Experts believe that new lockdown measures will affect more people.

"Lockdowns are very difficult on individuals," Dr Zeinoun said. "There is loneliness, an economic impact, the fact that you cannot see loved ones.

"The number of new cases during the previous lockdowns were not as high as they are today. Now, more people fear what is to come in Lebanon."

But the recent case of self-immolation and other attempts are uncommon, she said.

A new nationwide lockdown that began last week has not caused a significant surge in calls to the helpline so far, but Dr Zeinoun said people living in Lebanon are “definitely not OK".

Research by Embrace found that 55 per cent of 400 Lebanese surveyed declared themselves "sad" every day for one month after the blast.

Lebanon has been hit by a severe economic crisis since 2019, partly caused by a shortage of foreign currency and decades of widespread corruption and mismanagement.

As a result, 55 per cent of the nation's population has been pushed below the poverty line, almost double the rate of the year before, data released by the UN in August showed.

The country has been run by a caretaker government since August, when prime minister Hassan Diab resigned after the blast.

Leaders have stalled government formation over disagreements on posts in prime minister-designate Saad Hariri’s new government.

Politicians failed to draw up a plan to deal with Lebanon's financial collapse, leaving many people with no option but to leave the country or rely on NGOs for support.

Psychological help, financial aid and political reforms are needed to improve the mental health of Lebanese in the long term, Dr Chammay said.

"If you have a broken sidewalk and people are falling and breaking their legs, how do you help?" he asked.

"You have to fix the sidewalk while helping those who are already hurt. Neither solution works alone. The same applies for the situation in Lebanon."

Caretaker Finance Minister Ghazi Wazni said in a tweet on Monday that he gave instruction to allot 75 billion Lebanese pounds (equal to $8.6 million at the black market rate) to families facing severe hardships from the coronavirus lockdown.

A nearly deserted main street in downtown Beirut is pictured on  January 10, 2021, with the municipality building on the right, after the country went into a three-week lockdown earlier this week in a bid to stem the spread of the novel coronavirus. Lebanon's hospitals are being overwhelmed by coronavirus cases, medics warned last week, as infection rates surged in the wake of end of year holidays. 
A nearly deserted main street in downtown Beirut is pictured on January 10, 2021, with the municipality building on the right, after the country went into a three-week lockdown earlier this week in a bid to stem the spread of the novel coronavirus. AFP

During Lebanon's earlier lockdowns, Mr Diab had also promised poor families cash and food assistance, but Human Rights Watch said in a recent report that those efforts had failed.

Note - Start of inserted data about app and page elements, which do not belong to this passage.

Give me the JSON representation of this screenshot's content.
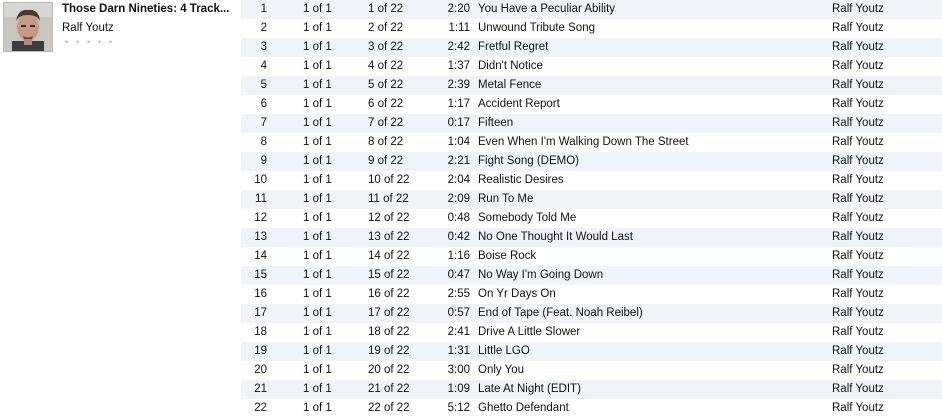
{
  "album": {
    "title": "Those Darn Nineties: 4 Track...",
    "artist": "Ralf Youtz",
    "rating_dots": [
      "•",
      "•",
      "•",
      "•",
      "•"
    ]
  },
  "tracks": [
    {
      "num": "1",
      "disc": "1 of 1",
      "track": "1 of 22",
      "time": "2:20",
      "name": "You Have a Peculiar Ability",
      "artist": "Ralf Youtz"
    },
    {
      "num": "2",
      "disc": "1 of 1",
      "track": "2 of 22",
      "time": "1:11",
      "name": "Unwound Tribute Song",
      "artist": "Ralf Youtz"
    },
    {
      "num": "3",
      "disc": "1 of 1",
      "track": "3 of 22",
      "time": "2:42",
      "name": "Fretful Regret",
      "artist": "Ralf Youtz"
    },
    {
      "num": "4",
      "disc": "1 of 1",
      "track": "4 of 22",
      "time": "1:37",
      "name": "Didn't Notice",
      "artist": "Ralf Youtz"
    },
    {
      "num": "5",
      "disc": "1 of 1",
      "track": "5 of 22",
      "time": "2:39",
      "name": "Metal Fence",
      "artist": "Ralf Youtz"
    },
    {
      "num": "6",
      "disc": "1 of 1",
      "track": "6 of 22",
      "time": "1:17",
      "name": "Accident Report",
      "artist": "Ralf Youtz"
    },
    {
      "num": "7",
      "disc": "1 of 1",
      "track": "7 of 22",
      "time": "0:17",
      "name": "Fifteen",
      "artist": "Ralf Youtz"
    },
    {
      "num": "8",
      "disc": "1 of 1",
      "track": "8 of 22",
      "time": "1:04",
      "name": "Even When I'm Walking Down The Street",
      "artist": "Ralf Youtz"
    },
    {
      "num": "9",
      "disc": "1 of 1",
      "track": "9 of 22",
      "time": "2:21",
      "name": "Fight Song (DEMO)",
      "artist": "Ralf Youtz"
    },
    {
      "num": "10",
      "disc": "1 of 1",
      "track": "10 of 22",
      "time": "2:04",
      "name": "Realistic Desires",
      "artist": "Ralf Youtz"
    },
    {
      "num": "11",
      "disc": "1 of 1",
      "track": "11 of 22",
      "time": "2:09",
      "name": "Run To Me",
      "artist": "Ralf Youtz"
    },
    {
      "num": "12",
      "disc": "1 of 1",
      "track": "12 of 22",
      "time": "0:48",
      "name": "Somebody Told Me",
      "artist": "Ralf Youtz"
    },
    {
      "num": "13",
      "disc": "1 of 1",
      "track": "13 of 22",
      "time": "0:42",
      "name": "No One Thought It Would Last",
      "artist": "Ralf Youtz"
    },
    {
      "num": "14",
      "disc": "1 of 1",
      "track": "14 of 22",
      "time": "1:16",
      "name": "Boise Rock",
      "artist": "Ralf Youtz"
    },
    {
      "num": "15",
      "disc": "1 of 1",
      "track": "15 of 22",
      "time": "0:47",
      "name": "No Way I'm Going Down",
      "artist": "Ralf Youtz"
    },
    {
      "num": "16",
      "disc": "1 of 1",
      "track": "16 of 22",
      "time": "2:55",
      "name": "On Yr Days On",
      "artist": "Ralf Youtz"
    },
    {
      "num": "17",
      "disc": "1 of 1",
      "track": "17 of 22",
      "time": "0:57",
      "name": "End of Tape (Feat. Noah Reibel)",
      "artist": "Ralf Youtz"
    },
    {
      "num": "18",
      "disc": "1 of 1",
      "track": "18 of 22",
      "time": "2:41",
      "name": "Drive A Little Slower",
      "artist": "Ralf Youtz"
    },
    {
      "num": "19",
      "disc": "1 of 1",
      "track": "19 of 22",
      "time": "1:31",
      "name": "Little LGO",
      "artist": "Ralf Youtz"
    },
    {
      "num": "20",
      "disc": "1 of 1",
      "track": "20 of 22",
      "time": "3:00",
      "name": "Only You",
      "artist": "Ralf Youtz"
    },
    {
      "num": "21",
      "disc": "1 of 1",
      "track": "21 of 22",
      "time": "1:09",
      "name": "Late At Night (EDIT)",
      "artist": "Ralf Youtz"
    },
    {
      "num": "22",
      "disc": "1 of 1",
      "track": "22 of 22",
      "time": "5:12",
      "name": "Ghetto Defendant",
      "artist": "Ralf Youtz"
    }
  ],
  "colors": {
    "row_alt": "#f0f4fa",
    "row_base": "#ffffff",
    "text": "#111111"
  }
}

"The government’s plans to provide food assistance never materialised and it repeatedly delayed promised financial relief, succumbing to political bickering over how to distribute the meagre aid,” the report said.

Embrace opened a clinic in Beirut in August that receives more than 200 people a month, but local NGOs say that more government action is needed to provide further support.

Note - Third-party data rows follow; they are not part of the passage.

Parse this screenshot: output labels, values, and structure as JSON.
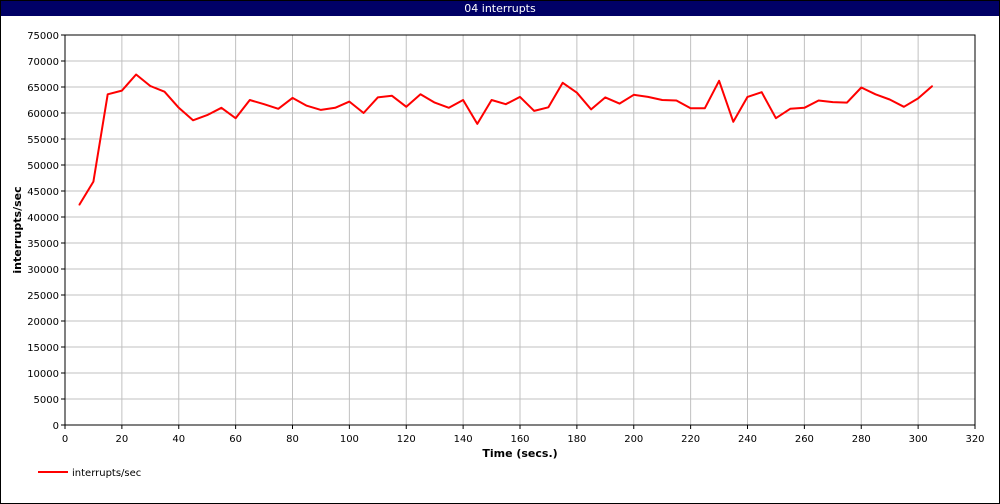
{
  "window": {
    "title": "04 interrupts"
  },
  "chart_data": {
    "type": "line",
    "title": "04 interrupts",
    "xlabel": "Time (secs.)",
    "ylabel": "interrupts/sec",
    "xlim": [
      0,
      320
    ],
    "ylim": [
      0,
      75000
    ],
    "xticks": [
      0,
      20,
      40,
      60,
      80,
      100,
      120,
      140,
      160,
      180,
      200,
      220,
      240,
      260,
      280,
      300,
      320
    ],
    "yticks": [
      0,
      5000,
      10000,
      15000,
      20000,
      25000,
      30000,
      35000,
      40000,
      45000,
      50000,
      55000,
      60000,
      65000,
      70000,
      75000
    ],
    "grid": true,
    "legend_position": "bottom-left",
    "series": [
      {
        "name": "interrupts/sec",
        "color": "#ff0000",
        "x": [
          5,
          10,
          15,
          20,
          25,
          30,
          35,
          40,
          45,
          50,
          55,
          60,
          65,
          70,
          75,
          80,
          85,
          90,
          95,
          100,
          105,
          110,
          115,
          120,
          125,
          130,
          135,
          140,
          145,
          150,
          155,
          160,
          165,
          170,
          175,
          180,
          185,
          190,
          195,
          200,
          205,
          210,
          215,
          220,
          225,
          230,
          235,
          240,
          245,
          250,
          255,
          260,
          265,
          270,
          275,
          280,
          285,
          290,
          295,
          300,
          305
        ],
        "y": [
          42300,
          46800,
          63600,
          64300,
          67400,
          65200,
          64100,
          61000,
          58600,
          59600,
          61000,
          59000,
          62500,
          61700,
          60800,
          62900,
          61400,
          60600,
          61000,
          62200,
          60000,
          63000,
          63300,
          61200,
          63600,
          62000,
          61000,
          62500,
          57900,
          62500,
          61700,
          63100,
          60400,
          61100,
          65800,
          63900,
          60700,
          63000,
          61800,
          63500,
          63100,
          62500,
          62400,
          60900,
          60900,
          66200,
          58300,
          63100,
          64000,
          59000,
          60800,
          61000,
          62400,
          62100,
          62000,
          64900,
          63600,
          62600,
          61200,
          62800,
          65200
        ]
      }
    ]
  }
}
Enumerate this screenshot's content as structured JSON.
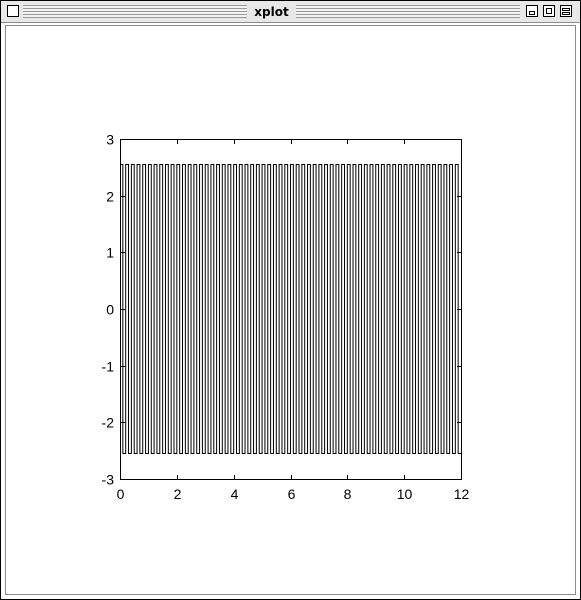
{
  "window": {
    "title": "xplot",
    "buttons": {
      "close": "close-icon",
      "minimize": "minimize-icon",
      "zoom": "zoom-icon",
      "shade": "shade-icon"
    }
  },
  "colors": {
    "trace": "#000000",
    "background": "#ffffff",
    "titlebar": "#e8e8e8"
  },
  "chart_data": {
    "type": "line",
    "title": "",
    "xlabel": "",
    "ylabel": "",
    "xlim": [
      0,
      12
    ],
    "ylim": [
      -3,
      3
    ],
    "x_ticks": [
      0,
      2,
      4,
      6,
      8,
      10,
      12
    ],
    "y_ticks": [
      -3,
      -2,
      -1,
      0,
      1,
      2,
      3
    ],
    "x_tick_labels": [
      "0",
      "2",
      "4",
      "6",
      "8",
      "10",
      "12"
    ],
    "y_tick_labels": [
      "-3",
      "-2",
      "-1",
      "0",
      "1",
      "2",
      "3"
    ],
    "grid": false,
    "legend": "none",
    "series": [
      {
        "waveform": "square",
        "period": 0.2,
        "high": 2.55,
        "low": -2.55,
        "x_range": [
          0,
          12
        ]
      }
    ]
  }
}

“Other governments have offered stimulus packages, unemployment benefits," Dr Zeinoun said.

“People need all of these things. They need housing, food, education. This will help to remove a lot of stress.”

While government action is crucial to address the issue in the long run, experts stressed that raising awareness and reaching out to loved ones in distress is vital to detect and prevent self-harm and suicide.

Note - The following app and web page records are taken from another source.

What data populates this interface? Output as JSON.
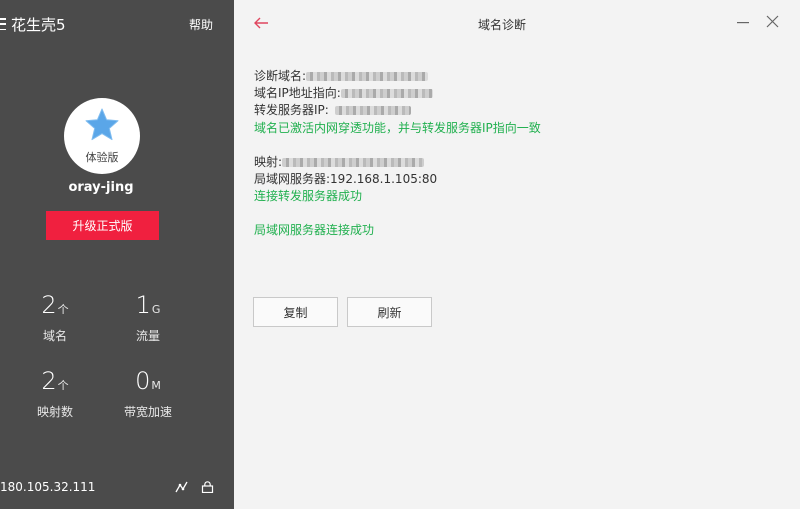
{
  "app": {
    "title": "花生壳5",
    "help_label": "帮助"
  },
  "profile": {
    "edition": "体验版",
    "username": "oray-jing",
    "upgrade_label": "升级正式版"
  },
  "stats": [
    {
      "value": "2",
      "unit": "个",
      "label": "域名"
    },
    {
      "value": "1",
      "unit": "G",
      "label": "流量"
    },
    {
      "value": "2",
      "unit": "个",
      "label": "映射数"
    },
    {
      "value": "0",
      "unit": "M",
      "label": "带宽加速"
    }
  ],
  "footer": {
    "ip": "180.105.32.111"
  },
  "panel": {
    "title": "域名诊断",
    "diag_domain_label": "诊断域名:",
    "domain_ip_label": "域名IP地址指向:",
    "forward_ip_label": "转发服务器IP:",
    "penetration_status": "域名已激活内网穿透功能，并与转发服务器IP指向一致",
    "mapping_label": "映射:",
    "lan_server_label": "局域网服务器:",
    "lan_server_value": "192.168.1.105:80",
    "forward_connect_status": "连接转发服务器成功",
    "lan_connect_status": "局域网服务器连接成功",
    "copy_label": "复制",
    "refresh_label": "刷新"
  },
  "colors": {
    "sidebar_bg": "#4b4b4b",
    "accent_red": "#f0203f",
    "success_green": "#21b04f",
    "star_blue": "#5aa6e8",
    "back_arrow": "#e0455e"
  }
}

"There is no easy solution," Dr Chammay said.

"We have to talk to people around us who are unwell and encourage them to speak to trusted others about their difficulties and emotions or call the national lifeline and ask for guidance, encourage them to reach out. We all have a role to play."

The Embrace suicide prevention hotline can be contacted on 1564 inside and outside Lebanon